BUT WHERE IS THE BOAT…??
In this unfortunate age of spamming and scamming, this is the dreaded phrase that Internet charter shoppers fear the most and where charter yacht brokers professional associations are useful. Arriving at the dock in, say, Phuket, Thailand or Tortola in the Virgin Islands, and – guess what? The boat’s not there or it arrives late.
Having spent a substantial amount of up-front money for the charter fee, spent a fortune on airfares and perhaps even a hotel night or two and then – NO BOAT.
That of course is an extreme case but there are other niggling little things that may have been misrepresented and that can turn a vacation into a nightmare – a crew that is somewhat less than cooperative, a cramped bathroom with a shower or toilet that doesn’t work, a “king-size” bed that now seems like a cramped bunk that was last used in a prison somewhere.
And, yes, the family or group who are committed Vegans but are served barbecue for dinner…!!
This where the different yacht charter brokers professional associations become essential, whether they be CYBA, AYCA, MYBA, FYBA, HYBA or other internationally recognized associations, all have an experienced membership, ethical standards to uphold and dispute-resolution mechanisms in place where clients, brokers, crews and owners can be held accountable.

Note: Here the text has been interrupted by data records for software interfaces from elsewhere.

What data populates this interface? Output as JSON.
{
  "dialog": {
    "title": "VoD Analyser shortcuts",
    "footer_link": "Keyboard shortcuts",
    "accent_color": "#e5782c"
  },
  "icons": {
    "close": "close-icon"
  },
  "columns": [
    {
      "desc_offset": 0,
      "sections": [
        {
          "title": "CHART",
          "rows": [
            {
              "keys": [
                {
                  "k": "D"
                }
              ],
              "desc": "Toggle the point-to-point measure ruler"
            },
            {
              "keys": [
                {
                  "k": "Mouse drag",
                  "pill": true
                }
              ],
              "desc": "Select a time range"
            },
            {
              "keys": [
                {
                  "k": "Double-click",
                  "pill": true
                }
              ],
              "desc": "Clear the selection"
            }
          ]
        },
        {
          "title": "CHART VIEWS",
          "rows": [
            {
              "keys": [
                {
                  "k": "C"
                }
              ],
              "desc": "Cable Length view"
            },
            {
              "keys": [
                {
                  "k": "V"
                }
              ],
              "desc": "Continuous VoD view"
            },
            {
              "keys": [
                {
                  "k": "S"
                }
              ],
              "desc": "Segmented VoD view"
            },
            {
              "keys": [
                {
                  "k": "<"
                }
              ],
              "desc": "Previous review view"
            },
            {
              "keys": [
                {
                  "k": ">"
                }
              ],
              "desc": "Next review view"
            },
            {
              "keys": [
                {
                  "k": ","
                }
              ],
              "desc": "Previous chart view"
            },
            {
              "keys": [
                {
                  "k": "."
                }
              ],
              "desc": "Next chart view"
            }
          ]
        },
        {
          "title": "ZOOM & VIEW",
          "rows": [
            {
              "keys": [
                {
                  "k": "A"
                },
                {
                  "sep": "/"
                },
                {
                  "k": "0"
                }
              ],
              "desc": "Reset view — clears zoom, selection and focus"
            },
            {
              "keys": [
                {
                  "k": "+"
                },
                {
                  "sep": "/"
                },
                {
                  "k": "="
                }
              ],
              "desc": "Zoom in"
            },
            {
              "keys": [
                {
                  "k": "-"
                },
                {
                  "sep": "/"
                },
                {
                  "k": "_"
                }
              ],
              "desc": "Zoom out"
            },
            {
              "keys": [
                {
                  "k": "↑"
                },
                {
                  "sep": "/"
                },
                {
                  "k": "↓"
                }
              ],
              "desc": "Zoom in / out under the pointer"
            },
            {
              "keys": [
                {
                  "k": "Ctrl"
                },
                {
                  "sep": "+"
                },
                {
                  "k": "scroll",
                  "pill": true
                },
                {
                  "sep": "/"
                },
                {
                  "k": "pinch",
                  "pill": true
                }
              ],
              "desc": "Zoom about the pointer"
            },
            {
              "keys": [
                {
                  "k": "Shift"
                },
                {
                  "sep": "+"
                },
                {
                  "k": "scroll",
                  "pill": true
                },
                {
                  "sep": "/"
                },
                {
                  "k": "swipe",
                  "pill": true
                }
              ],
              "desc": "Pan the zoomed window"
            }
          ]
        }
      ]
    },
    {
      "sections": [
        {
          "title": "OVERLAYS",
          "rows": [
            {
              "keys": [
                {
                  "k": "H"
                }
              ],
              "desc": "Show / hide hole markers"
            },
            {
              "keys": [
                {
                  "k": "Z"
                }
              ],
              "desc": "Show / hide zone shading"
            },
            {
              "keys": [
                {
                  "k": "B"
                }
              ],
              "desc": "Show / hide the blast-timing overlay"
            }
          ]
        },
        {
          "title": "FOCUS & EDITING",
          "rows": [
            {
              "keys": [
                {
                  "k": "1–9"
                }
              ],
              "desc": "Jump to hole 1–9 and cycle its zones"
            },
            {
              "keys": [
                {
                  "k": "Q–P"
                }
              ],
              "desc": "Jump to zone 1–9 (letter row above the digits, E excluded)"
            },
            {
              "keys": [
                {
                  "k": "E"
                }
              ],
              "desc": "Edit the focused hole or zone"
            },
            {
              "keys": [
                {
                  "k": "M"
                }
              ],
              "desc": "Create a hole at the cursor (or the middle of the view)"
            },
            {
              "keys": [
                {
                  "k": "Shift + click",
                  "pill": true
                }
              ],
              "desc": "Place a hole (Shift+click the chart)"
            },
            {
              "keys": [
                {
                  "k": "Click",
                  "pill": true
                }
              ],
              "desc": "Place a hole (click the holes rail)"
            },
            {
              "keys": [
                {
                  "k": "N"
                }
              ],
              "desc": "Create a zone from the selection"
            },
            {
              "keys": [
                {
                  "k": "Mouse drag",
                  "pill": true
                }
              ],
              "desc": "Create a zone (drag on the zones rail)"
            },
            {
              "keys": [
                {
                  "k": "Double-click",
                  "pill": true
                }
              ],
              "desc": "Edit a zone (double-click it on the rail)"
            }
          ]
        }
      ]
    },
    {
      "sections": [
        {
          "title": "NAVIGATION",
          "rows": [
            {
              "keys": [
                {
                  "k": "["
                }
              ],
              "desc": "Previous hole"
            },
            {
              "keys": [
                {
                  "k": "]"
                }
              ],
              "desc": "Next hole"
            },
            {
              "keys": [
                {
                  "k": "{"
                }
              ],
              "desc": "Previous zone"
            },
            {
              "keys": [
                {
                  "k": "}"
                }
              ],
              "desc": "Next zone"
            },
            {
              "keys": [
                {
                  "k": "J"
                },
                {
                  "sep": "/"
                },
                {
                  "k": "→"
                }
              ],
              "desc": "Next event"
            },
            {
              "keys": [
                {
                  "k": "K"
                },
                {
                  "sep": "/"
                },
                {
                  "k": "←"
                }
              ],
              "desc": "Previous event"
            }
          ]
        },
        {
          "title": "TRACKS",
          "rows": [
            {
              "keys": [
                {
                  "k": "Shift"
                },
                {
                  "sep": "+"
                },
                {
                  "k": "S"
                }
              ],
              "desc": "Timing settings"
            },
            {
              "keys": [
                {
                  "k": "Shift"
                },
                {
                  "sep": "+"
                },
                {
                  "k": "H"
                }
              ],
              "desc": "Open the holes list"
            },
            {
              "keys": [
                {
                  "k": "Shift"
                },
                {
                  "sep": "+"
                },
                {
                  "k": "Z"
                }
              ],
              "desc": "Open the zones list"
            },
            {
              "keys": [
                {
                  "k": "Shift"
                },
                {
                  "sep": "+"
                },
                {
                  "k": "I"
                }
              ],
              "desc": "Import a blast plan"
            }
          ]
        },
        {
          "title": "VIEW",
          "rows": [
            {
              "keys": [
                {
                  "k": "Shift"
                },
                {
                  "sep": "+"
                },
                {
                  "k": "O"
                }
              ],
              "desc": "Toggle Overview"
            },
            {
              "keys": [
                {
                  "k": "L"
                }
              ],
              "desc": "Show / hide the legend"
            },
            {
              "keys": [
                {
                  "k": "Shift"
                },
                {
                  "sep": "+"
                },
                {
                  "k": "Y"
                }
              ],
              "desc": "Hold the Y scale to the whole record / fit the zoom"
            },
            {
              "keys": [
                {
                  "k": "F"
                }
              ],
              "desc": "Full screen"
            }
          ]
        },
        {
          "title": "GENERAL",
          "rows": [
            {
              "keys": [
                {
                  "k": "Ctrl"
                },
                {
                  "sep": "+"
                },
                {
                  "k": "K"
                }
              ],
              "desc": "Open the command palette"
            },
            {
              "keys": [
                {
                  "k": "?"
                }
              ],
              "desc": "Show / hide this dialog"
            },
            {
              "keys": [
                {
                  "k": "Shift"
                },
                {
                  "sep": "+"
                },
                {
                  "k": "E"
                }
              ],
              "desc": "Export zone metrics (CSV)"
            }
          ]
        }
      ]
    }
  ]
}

So, yes, those pretty little logos on the websites and business cards and at the bottom of broker emails actually do mean something. They tell you that the person you are talking to or corresponding with actually has the expertise to offer a client the right solutions to his/her special charter vacation needs, that this person knows the boats and their crews intimately, and that he or she is knowledgeable about the cruising locations and itineraries and will offer you a hassle-free charter vacation experience.
The devil is in the details, they say. Very true, one of the most important “devils detail” is the charter contract between the client and the vessel’s owner. There are many different varieties of contract that are used in the charter business – too many, in fact, to talk about in any detail in this article.
Suffice to say, however, that experienced professional charter brokers need to have an in-depth knowledge of the different contracts that may be applicable to the different geographical locations, boat registrations, flags and owners preferences.
They need to have more than a passing knowledge of exchange rate mechanisms, international transfer of funds in different currencies, foreign bank accounts, etc.
Yachts can be flagged and registered in different countries, they move from one place to another, many vessels charter in the Caribbean in winter and the Mediterranean in summer. Owners may live anywhere in the world, crews hail from South Africa, South America, Europe or the United States. Clients reside and are governed by the laws of the country where they reside.
This means that contract enforcement is complex and is governed by Maritime Law (also known as Admiralty Law) since no specific individual country’s law will cover the complex circumstances of disputes arising from non-compliance and accidents on the high-seas.
Using a charter broker who is a member of one of the recognized associations will minimize the client’s exposure. Perhaps not eliminate all the possible problems entirely, but certainly minimize the risk. A good charter broker will only offer their clients vessels that are personally known to the broker and that are managed by responsible management companies and clearing houses that are known quantities.
In summary, brokers who are not members of a recognized association or even perhaps more than one association are missing out on an opportunity to learn more about their specialized profession and their ability to convey these qualifications to their clients by using the association’s logo.
First time clients, in turn, would be wise to only use brokers or charter agents who are members of qualified Associations and minimize the risk of ever having to ask the question “…..but where is the boat?……”
Just ask us instead.